LISTED ENTRIES section start
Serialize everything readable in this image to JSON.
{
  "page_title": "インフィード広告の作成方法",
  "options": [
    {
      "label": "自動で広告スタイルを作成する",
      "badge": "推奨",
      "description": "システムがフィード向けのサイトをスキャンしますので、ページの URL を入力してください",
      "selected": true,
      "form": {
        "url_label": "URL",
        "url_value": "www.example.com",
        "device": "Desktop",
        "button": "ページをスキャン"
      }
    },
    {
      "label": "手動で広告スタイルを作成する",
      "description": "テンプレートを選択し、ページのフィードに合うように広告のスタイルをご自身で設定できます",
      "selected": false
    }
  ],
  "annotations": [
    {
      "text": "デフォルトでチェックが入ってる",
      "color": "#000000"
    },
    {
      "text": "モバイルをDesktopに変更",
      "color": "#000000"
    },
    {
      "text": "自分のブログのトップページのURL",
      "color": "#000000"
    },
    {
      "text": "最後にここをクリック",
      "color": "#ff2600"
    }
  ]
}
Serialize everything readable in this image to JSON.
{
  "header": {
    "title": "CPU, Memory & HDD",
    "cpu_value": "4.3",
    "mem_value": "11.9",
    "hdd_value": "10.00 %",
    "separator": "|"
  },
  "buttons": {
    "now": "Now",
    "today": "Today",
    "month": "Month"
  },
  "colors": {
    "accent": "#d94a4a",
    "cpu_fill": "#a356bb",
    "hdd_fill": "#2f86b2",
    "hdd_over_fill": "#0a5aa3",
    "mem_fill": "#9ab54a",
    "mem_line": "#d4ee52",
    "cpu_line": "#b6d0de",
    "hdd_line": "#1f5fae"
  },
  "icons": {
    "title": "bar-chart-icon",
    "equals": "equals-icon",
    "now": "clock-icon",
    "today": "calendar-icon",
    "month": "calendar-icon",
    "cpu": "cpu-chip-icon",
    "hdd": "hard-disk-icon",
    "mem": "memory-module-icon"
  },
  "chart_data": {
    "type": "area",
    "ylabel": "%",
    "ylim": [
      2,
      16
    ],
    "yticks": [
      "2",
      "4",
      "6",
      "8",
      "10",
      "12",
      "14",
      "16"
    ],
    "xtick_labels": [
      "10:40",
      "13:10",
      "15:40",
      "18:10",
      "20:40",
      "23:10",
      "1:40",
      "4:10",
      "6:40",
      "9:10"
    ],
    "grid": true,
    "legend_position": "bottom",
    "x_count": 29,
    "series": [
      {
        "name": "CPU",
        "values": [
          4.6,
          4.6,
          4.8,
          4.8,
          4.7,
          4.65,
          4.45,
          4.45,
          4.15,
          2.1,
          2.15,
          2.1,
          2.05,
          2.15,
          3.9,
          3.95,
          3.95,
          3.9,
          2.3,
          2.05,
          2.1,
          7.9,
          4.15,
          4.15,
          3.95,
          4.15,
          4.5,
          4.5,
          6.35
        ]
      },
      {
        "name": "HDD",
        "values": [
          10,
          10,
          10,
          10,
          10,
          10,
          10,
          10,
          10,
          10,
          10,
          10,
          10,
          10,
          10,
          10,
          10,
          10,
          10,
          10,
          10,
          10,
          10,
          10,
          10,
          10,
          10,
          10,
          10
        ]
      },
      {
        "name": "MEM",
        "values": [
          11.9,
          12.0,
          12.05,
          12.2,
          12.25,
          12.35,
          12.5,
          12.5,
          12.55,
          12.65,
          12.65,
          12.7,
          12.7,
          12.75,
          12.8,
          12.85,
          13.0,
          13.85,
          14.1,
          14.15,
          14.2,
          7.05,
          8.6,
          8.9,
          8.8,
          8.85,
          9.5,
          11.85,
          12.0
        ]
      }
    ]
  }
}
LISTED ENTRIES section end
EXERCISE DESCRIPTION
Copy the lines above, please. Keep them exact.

ANSWER
Serialize everything readable in this image to JSON.
{
  "page_title": "インフィード広告の作成方法",
  "options": [
    {
      "label": "自動で広告スタイルを作成する",
      "badge": "推奨",
      "description": "システムがフィード向けのサイトをスキャンしますので、ページの URL を入力してください",
      "selected": true,
      "form": {
        "url_label": "URL",
        "url_value": "www.example.com",
        "device": "Desktop",
        "button": "ページをスキャン"
      }
    },
    {
      "label": "手動で広告スタイルを作成する",
      "description": "テンプレートを選択し、ページのフィードに合うように広告のスタイルをご自身で設定できます",
      "selected": false
    }
  ],
  "annotations": [
    {
      "text": "デフォルトでチェックが入ってる",
      "color": "#000000"
    },
    {
      "text": "モバイルをDesktopに変更",
      "color": "#000000"
    },
    {
      "text": "自分のブログのトップページのURL",
      "color": "#000000"
    },
    {
      "text": "最後にここをクリック",
      "color": "#ff2600"
    }
  ]
}
Serialize everything readable in this image to JSON.
{
  "header": {
    "title": "CPU, Memory & HDD",
    "cpu_value": "4.3",
    "mem_value": "11.9",
    "hdd_value": "10.00 %",
    "separator": "|"
  },
  "buttons": {
    "now": "Now",
    "today": "Today",
    "month": "Month"
  },
  "colors": {
    "accent": "#d94a4a",
    "cpu_fill": "#a356bb",
    "hdd_fill": "#2f86b2",
    "hdd_over_fill": "#0a5aa3",
    "mem_fill": "#9ab54a",
    "mem_line": "#d4ee52",
    "cpu_line": "#b6d0de",
    "hdd_line": "#1f5fae"
  },
  "icons": {
    "title": "bar-chart-icon",
    "equals": "equals-icon",
    "now": "clock-icon",
    "today": "calendar-icon",
    "month": "calendar-icon",
    "cpu": "cpu-chip-icon",
    "hdd": "hard-disk-icon",
    "mem": "memory-module-icon"
  },
  "chart_data": {
    "type": "area",
    "ylabel": "%",
    "ylim": [
      2,
      16
    ],
    "yticks": [
      "2",
      "4",
      "6",
      "8",
      "10",
      "12",
      "14",
      "16"
    ],
    "xtick_labels": [
      "10:40",
      "13:10",
      "15:40",
      "18:10",
      "20:40",
      "23:10",
      "1:40",
      "4:10",
      "6:40",
      "9:10"
    ],
    "grid": true,
    "legend_position": "bottom",
    "x_count": 29,
    "series": [
      {
        "name": "CPU",
        "values": [
          4.6,
          4.6,
          4.8,
          4.8,
          4.7,
          4.65,
          4.45,
          4.45,
          4.15,
          2.1,
          2.15,
          2.1,
          2.05,
          2.15,
          3.9,
          3.95,
          3.95,
          3.9,
          2.3,
          2.05,
          2.1,
          7.9,
          4.15,
          4.15,
          3.95,
          4.15,
          4.5,
          4.5,
          6.35
        ]
      },
      {
        "name": "HDD",
        "values": [
          10,
          10,
          10,
          10,
          10,
          10,
          10,
          10,
          10,
          10,
          10,
          10,
          10,
          10,
          10,
          10,
          10,
          10,
          10,
          10,
          10,
          10,
          10,
          10,
          10,
          10,
          10,
          10,
          10
        ]
      },
      {
        "name": "MEM",
        "values": [
          11.9,
          12.0,
          12.05,
          12.2,
          12.25,
          12.35,
          12.5,
          12.5,
          12.55,
          12.65,
          12.65,
          12.7,
          12.7,
          12.75,
          12.8,
          12.85,
          13.0,
          13.85,
          14.1,
          14.15,
          14.2,
          7.05,
          8.6,
          8.9,
          8.8,
          8.85,
          9.5,
          11.85,
          12.0
        ]
      }
    ]
  }
}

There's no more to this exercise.